The road to a sustainably powered future may be paved with superconductors, particularly if they’re built with the high-performance iron-based wire created by researchers at Brookhaven National Lab.
By raising the operating temperature for the material and manipulating it to carry tremendous current under exceptionally high magnetic fields, this new wire may help meet growing global energy demands.
Even though the energy infrastructure would benefit tremendously from incorporating newelectricity generation, storage, and delivery technologies, strict limits on temperature, high manufacturing costs, and the dampening effects of high-magnetic fields currently impede widespread adoption.
A recent publication by Brookhaven researchers demonstrated that the uniquely layered wire outperforms competing low-temperature superconducting wires while avoiding the high manufacturing costs associated with high-temperature superconductor (HTS) alternatives.
The major breakthrough: This film material can conduct more electricity in a wide range of technologies while using less energy to cool down the superconducting wire thanks to iron chalcogenide-based superconducting films.
In some cases, capacity thresholds rose 30 percent over the same compound made without this layering process.
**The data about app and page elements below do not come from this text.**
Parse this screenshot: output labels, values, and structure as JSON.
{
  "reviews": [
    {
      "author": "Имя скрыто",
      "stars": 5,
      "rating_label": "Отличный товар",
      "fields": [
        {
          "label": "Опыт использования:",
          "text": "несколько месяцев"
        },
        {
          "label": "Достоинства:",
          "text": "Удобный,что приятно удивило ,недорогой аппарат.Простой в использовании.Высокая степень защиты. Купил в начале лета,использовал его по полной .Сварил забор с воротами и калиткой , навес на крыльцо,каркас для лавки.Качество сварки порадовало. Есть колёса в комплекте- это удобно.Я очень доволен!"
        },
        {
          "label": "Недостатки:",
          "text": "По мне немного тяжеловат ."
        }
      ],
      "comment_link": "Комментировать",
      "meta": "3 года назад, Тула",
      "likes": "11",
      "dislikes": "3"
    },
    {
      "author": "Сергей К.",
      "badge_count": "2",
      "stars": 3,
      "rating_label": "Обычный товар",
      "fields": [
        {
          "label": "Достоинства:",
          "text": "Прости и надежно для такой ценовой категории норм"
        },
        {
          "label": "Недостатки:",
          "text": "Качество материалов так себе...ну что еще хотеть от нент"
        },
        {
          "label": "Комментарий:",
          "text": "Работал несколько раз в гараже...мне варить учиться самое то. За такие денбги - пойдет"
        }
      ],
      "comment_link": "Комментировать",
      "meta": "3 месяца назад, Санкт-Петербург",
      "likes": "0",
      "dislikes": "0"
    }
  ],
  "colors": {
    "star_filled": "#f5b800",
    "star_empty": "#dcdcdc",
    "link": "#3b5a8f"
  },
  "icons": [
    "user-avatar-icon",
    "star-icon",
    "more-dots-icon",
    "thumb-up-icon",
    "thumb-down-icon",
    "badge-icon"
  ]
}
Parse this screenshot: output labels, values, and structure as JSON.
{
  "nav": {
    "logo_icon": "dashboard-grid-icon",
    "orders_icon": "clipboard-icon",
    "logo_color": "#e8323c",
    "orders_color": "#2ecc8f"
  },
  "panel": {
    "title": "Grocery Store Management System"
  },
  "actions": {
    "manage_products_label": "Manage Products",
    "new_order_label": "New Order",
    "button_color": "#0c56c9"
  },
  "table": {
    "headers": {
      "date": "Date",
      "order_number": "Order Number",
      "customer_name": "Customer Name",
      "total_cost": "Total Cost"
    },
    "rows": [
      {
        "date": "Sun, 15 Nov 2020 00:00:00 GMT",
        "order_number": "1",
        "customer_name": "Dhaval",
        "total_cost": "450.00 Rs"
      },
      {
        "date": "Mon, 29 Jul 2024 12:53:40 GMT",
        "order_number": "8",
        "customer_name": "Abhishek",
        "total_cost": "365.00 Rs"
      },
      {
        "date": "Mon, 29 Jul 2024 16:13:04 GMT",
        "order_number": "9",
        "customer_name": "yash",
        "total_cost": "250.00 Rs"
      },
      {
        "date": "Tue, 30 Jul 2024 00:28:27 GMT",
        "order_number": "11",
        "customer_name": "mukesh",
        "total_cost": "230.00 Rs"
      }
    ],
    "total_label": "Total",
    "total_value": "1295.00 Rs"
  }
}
When tested, the critical current density of the newiron-based superconductor reached more than 1 million amperes (amps) per square centimeter, which is several hundred times more than regular copper wires can carry over the same area.
Copper-oxide (cuprate) high-temperature superconductors are a leading candidate for advanced energy applications, but their ceramic-based materials are very brittle and require a complicated and expensive multilayer synthesis process.
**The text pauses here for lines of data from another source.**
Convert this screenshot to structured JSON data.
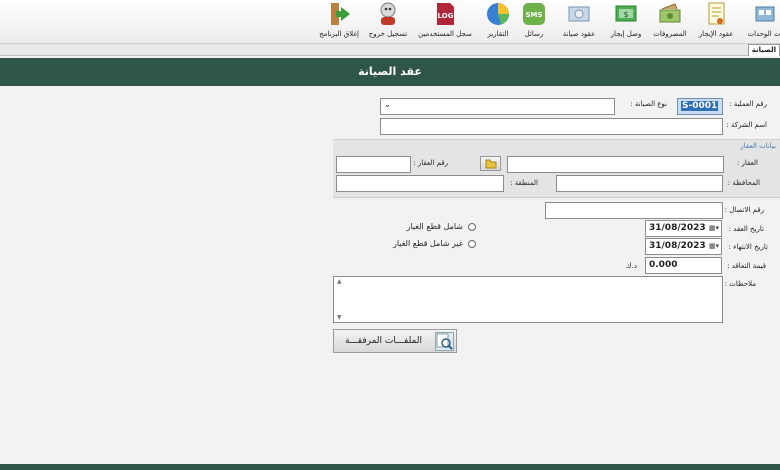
{
  "toolbar": {
    "items": [
      {
        "label": "ات الوحدات",
        "icon": "units-icon"
      },
      {
        "label": "عقود الإيجار",
        "icon": "lease-contracts-icon"
      },
      {
        "label": "المصروفات",
        "icon": "expenses-icon"
      },
      {
        "label": "وصل إيجار",
        "icon": "rent-receipt-icon"
      },
      {
        "label": "عقود صيانة",
        "icon": "maintenance-contracts-icon"
      },
      {
        "label": "رسائل",
        "icon": "sms-icon"
      },
      {
        "label": "التقارير",
        "icon": "reports-icon"
      },
      {
        "label": "سجل المستخدمين",
        "icon": "log-icon"
      },
      {
        "label": "تسجيل خروج",
        "icon": "logout-icon"
      },
      {
        "label": "إغلاق البرنامج",
        "icon": "exit-icon"
      }
    ]
  },
  "tab": {
    "label": "الصيانة"
  },
  "page": {
    "title": "عقد الصيانة"
  },
  "form": {
    "operation_no_label": "رقم العملية :",
    "operation_no_value": "S-0001",
    "maintenance_type_label": "نوع الصيانة :",
    "company_name_label": "اسم الشركة :",
    "property_section_title": "بيانات العقار",
    "property_label": "العقار :",
    "property_no_label": "رقم العقار :",
    "governorate_label": "المحافظة :",
    "region_label": "المنطقة :",
    "contact_no_label": "رقم الاتصال :",
    "contract_date_label": "تاريخ العقد :",
    "contract_date_value": "31/08/2023",
    "end_date_label": "تاريخ الانتهاء :",
    "end_date_value": "31/08/2023",
    "contract_value_label": "قيمة التعاقد :",
    "contract_value_value": "0.000",
    "currency_label": "د.ك",
    "radio_incl_parts": "شامل قطع الغيار",
    "radio_excl_parts": "غير شامل قطع الغيار",
    "notes_label": "ملاحظات :",
    "attachments_label": "الملفـــات المرفقـــة"
  },
  "colors": {
    "header_bg": "#2f5448",
    "section_title": "#4a7fb5"
  }
}
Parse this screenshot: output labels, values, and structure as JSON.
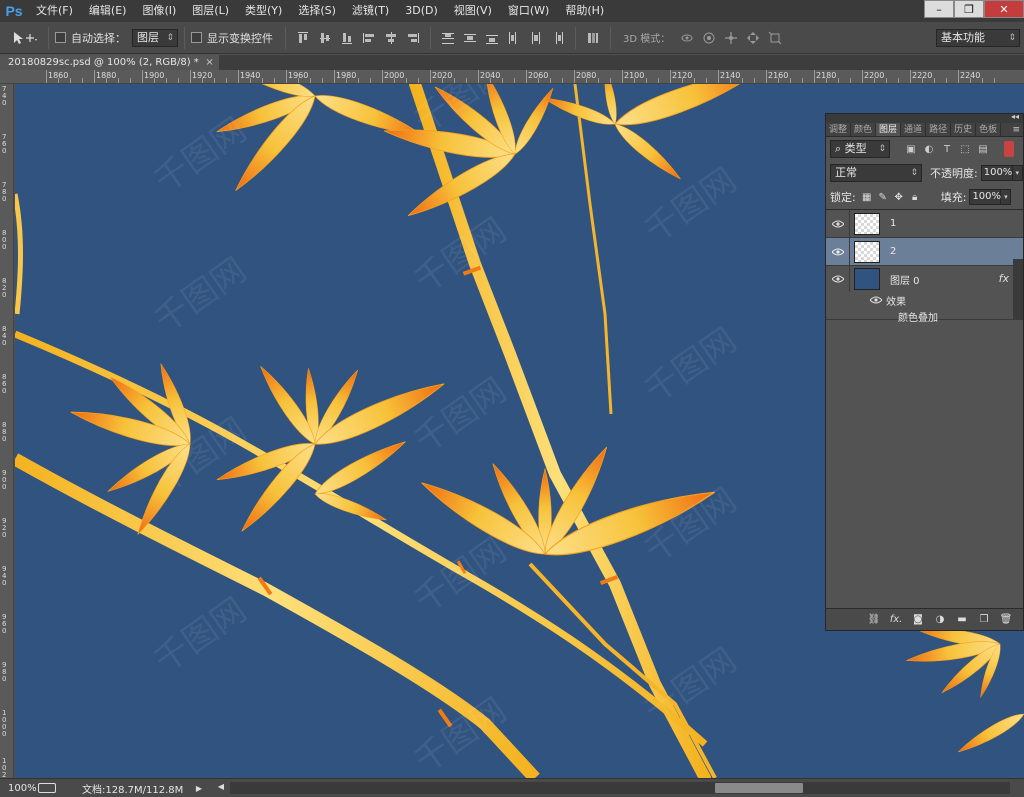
{
  "menubar": {
    "logo": "Ps",
    "items": [
      "文件(F)",
      "编辑(E)",
      "图像(I)",
      "图层(L)",
      "类型(Y)",
      "选择(S)",
      "滤镜(T)",
      "3D(D)",
      "视图(V)",
      "窗口(W)",
      "帮助(H)"
    ],
    "window_buttons": [
      "–",
      "❐",
      "✕"
    ]
  },
  "options": {
    "auto_select_label": "自动选择：",
    "auto_select_value": "图层",
    "show_transform_label": "显示变换控件",
    "mode3d_label": "3D 模式：",
    "workspace": "基本功能"
  },
  "document": {
    "tab_title": "20180829sc.psd @ 100% (2, RGB/8) *",
    "close": "×"
  },
  "ruler": {
    "top_labels": [
      "1860",
      "1880",
      "1900",
      "1920",
      "1940",
      "1960",
      "1980",
      "2000",
      "2020",
      "2040",
      "2060",
      "2080",
      "2100",
      "2120",
      "2140",
      "2160",
      "2180",
      "2200",
      "2220",
      "2240"
    ],
    "left_labels": [
      "740",
      "760",
      "780",
      "800",
      "820",
      "840",
      "860",
      "880",
      "900",
      "920",
      "940",
      "960",
      "980",
      "1000",
      "1020"
    ]
  },
  "canvas": {
    "background": "#30537f",
    "leaf_color": "#f7c64a",
    "leaf_accent": "#f06a12",
    "watermark": "千图网"
  },
  "status": {
    "zoom": "100%",
    "doc_info": "文档:128.7M/112.8M"
  },
  "layers_panel": {
    "tabs": [
      "调整",
      "颜色",
      "图层",
      "通道",
      "路径",
      "历史",
      "色板"
    ],
    "active_tab": "图层",
    "filter_kind": "类型",
    "blend_mode": "正常",
    "opacity_label": "不透明度:",
    "opacity": "100%",
    "lock_label": "锁定:",
    "fill_label": "填充:",
    "fill": "100%",
    "layers": [
      {
        "name": "1",
        "selected": false,
        "thumb": "checker"
      },
      {
        "name": "2",
        "selected": true,
        "thumb": "checker"
      },
      {
        "name": "图层 0",
        "selected": false,
        "thumb": "fill",
        "fx": "fx"
      }
    ],
    "effects_label": "效果",
    "effect_item": "颜色叠加"
  }
}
Brookhaven’s iron-based superconductors, however, are mechanically semi-metallic and therefore considerably less fragile.
They also have physical characteristics allowing for easier technology integration, meaning lower cost. In addition, raw materials (iron, selenium, and tellurium) are relatively inexpensive, and the synthesis process itself can be performed at just half the temperature of alternatives, or approximately 400 degrees Celsius.
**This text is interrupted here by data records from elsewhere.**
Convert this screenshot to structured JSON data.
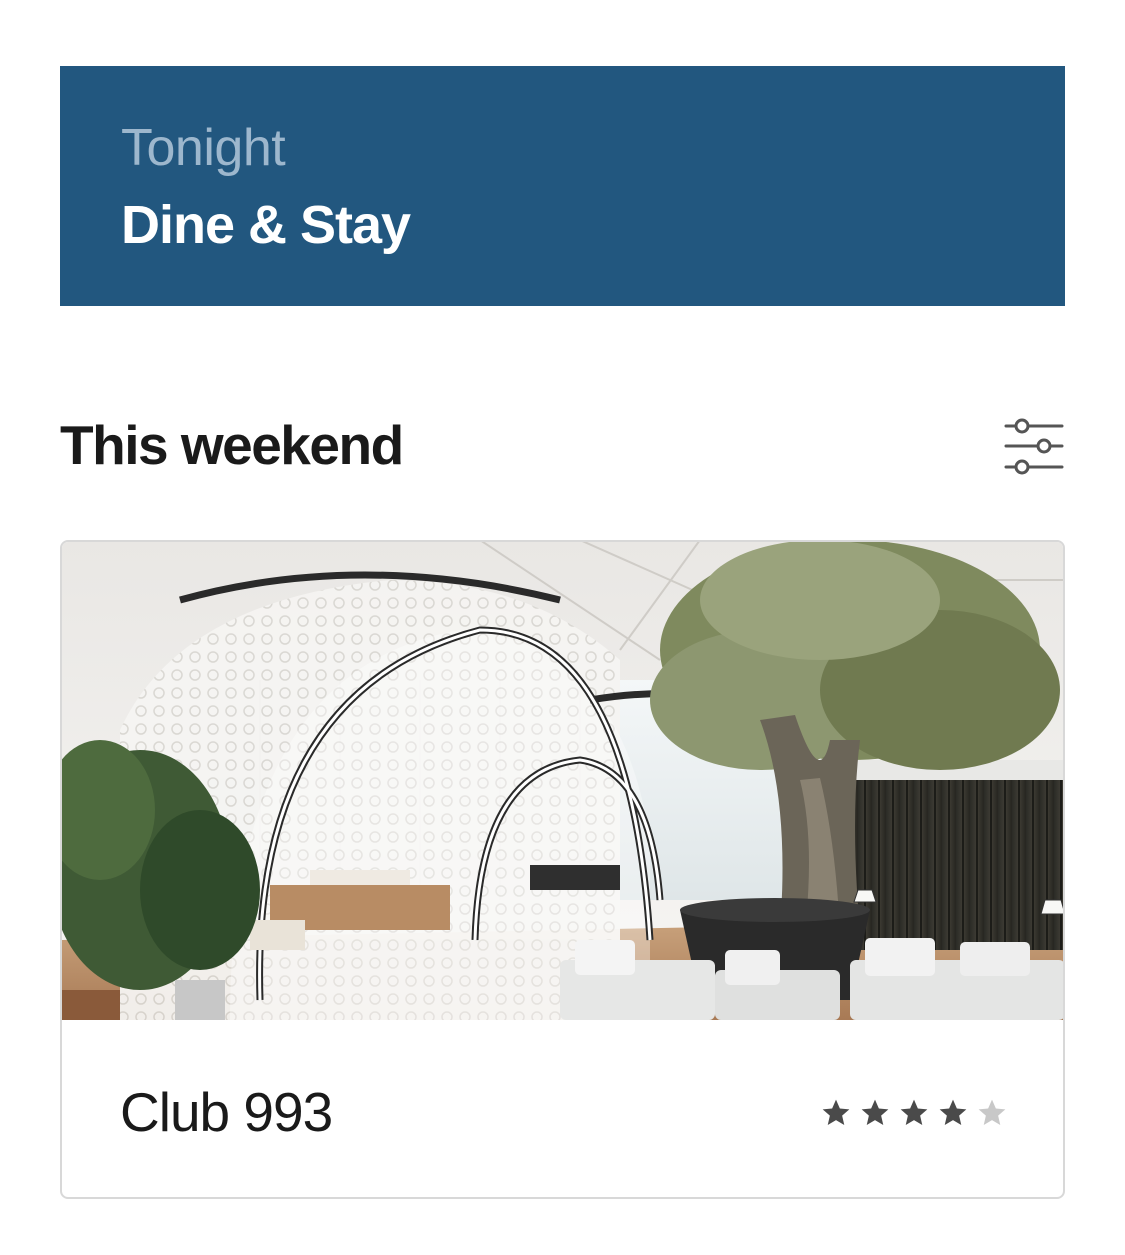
{
  "banner": {
    "kicker": "Tonight",
    "title": "Dine & Stay",
    "background_color": "#22577f"
  },
  "section": {
    "title": "This weekend",
    "filter_icon": "sliders-icon"
  },
  "card": {
    "name": "Club 993",
    "image_description_icon": "lounge-photo",
    "rating": {
      "value": 4,
      "max": 5,
      "filled_color": "#4a4a4a",
      "empty_color": "#c8c8c8"
    }
  }
}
These custom-grown materials carry tremendous current under exceptionally high magnetic fields, operate at higher temperatures, and cost less than its nearest competitor. The next step is to pinpoint the mechanism behind the findings -- the relationship between the structure and properties -- which will provide guidance for the next generation of wind turbines, magnetic resonance imaging (MRI) machines, and even particle accelerators.